→ **Your objective**
Scan the entries line by line and return those with "JSON".

→ **Records for this task**
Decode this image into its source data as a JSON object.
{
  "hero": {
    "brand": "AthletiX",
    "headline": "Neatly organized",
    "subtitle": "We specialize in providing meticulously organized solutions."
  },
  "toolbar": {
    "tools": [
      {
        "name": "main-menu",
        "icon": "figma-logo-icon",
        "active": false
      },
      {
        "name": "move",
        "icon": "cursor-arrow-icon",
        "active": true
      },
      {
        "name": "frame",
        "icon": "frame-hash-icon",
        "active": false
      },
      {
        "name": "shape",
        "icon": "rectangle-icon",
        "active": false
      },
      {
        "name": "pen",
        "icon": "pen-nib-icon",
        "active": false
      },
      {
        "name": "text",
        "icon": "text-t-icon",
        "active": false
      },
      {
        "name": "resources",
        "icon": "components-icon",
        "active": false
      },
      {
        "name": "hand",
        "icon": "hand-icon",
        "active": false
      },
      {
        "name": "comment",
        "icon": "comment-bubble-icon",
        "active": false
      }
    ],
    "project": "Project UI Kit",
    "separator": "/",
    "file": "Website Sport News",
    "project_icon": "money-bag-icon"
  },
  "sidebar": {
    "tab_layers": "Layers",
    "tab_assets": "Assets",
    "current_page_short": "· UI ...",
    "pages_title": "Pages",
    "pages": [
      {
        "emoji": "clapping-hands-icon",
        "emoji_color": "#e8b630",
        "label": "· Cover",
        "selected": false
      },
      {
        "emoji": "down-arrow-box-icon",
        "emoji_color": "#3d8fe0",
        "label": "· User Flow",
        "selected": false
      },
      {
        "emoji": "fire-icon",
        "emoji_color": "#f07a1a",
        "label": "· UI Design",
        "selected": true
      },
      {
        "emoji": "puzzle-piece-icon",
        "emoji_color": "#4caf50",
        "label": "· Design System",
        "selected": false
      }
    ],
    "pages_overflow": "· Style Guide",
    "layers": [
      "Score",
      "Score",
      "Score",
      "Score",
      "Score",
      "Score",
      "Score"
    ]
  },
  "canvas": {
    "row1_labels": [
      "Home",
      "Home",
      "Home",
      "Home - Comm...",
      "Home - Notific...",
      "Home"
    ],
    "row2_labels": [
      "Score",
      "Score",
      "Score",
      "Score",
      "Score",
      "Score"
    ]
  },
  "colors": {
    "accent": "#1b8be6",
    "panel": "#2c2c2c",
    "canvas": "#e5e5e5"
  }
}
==
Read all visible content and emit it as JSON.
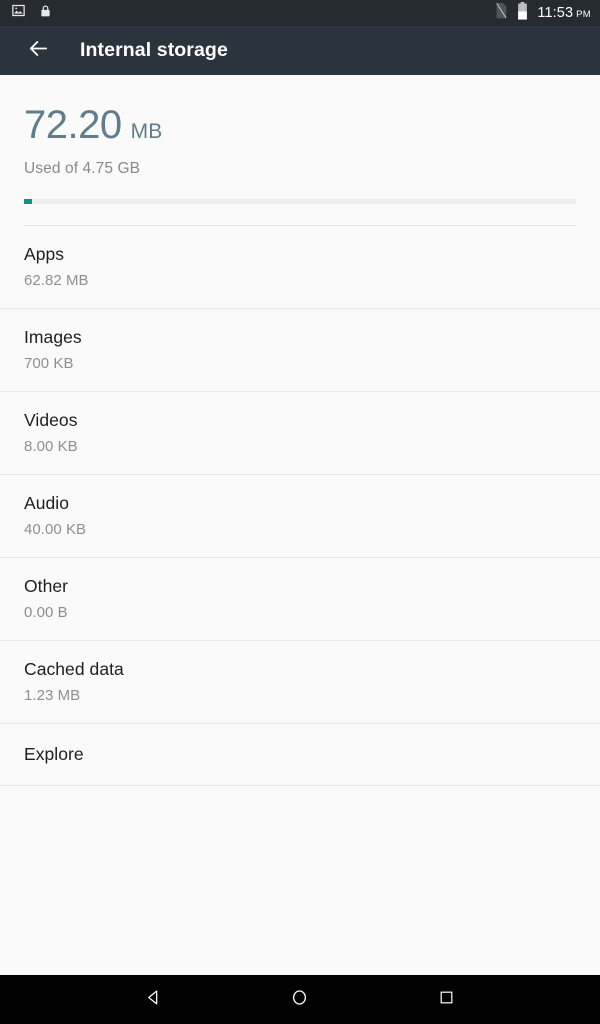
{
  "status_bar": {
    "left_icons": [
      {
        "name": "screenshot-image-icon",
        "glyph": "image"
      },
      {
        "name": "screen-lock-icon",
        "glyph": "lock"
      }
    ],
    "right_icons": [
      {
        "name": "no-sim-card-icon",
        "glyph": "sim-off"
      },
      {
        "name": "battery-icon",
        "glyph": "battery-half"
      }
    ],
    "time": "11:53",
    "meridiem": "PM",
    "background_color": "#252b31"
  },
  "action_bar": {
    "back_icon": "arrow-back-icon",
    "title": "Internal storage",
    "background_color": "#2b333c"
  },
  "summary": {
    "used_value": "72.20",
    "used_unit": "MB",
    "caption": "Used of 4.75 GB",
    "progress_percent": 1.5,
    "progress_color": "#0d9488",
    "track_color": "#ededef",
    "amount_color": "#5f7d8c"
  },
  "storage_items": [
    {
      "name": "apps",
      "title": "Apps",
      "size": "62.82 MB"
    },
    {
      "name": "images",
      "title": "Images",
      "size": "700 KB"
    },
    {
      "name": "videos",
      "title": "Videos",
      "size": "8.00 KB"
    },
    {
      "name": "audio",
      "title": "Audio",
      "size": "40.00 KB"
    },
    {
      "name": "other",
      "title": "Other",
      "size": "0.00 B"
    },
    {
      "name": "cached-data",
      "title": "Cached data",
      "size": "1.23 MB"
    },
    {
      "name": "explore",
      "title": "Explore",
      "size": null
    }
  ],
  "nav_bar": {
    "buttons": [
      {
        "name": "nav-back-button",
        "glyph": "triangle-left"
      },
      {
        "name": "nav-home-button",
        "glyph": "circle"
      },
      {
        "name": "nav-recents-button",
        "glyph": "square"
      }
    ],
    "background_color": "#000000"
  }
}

→ **Finished task**
Decode this image into its source data as a JSON object.
Read all visible content and emit it as JSON.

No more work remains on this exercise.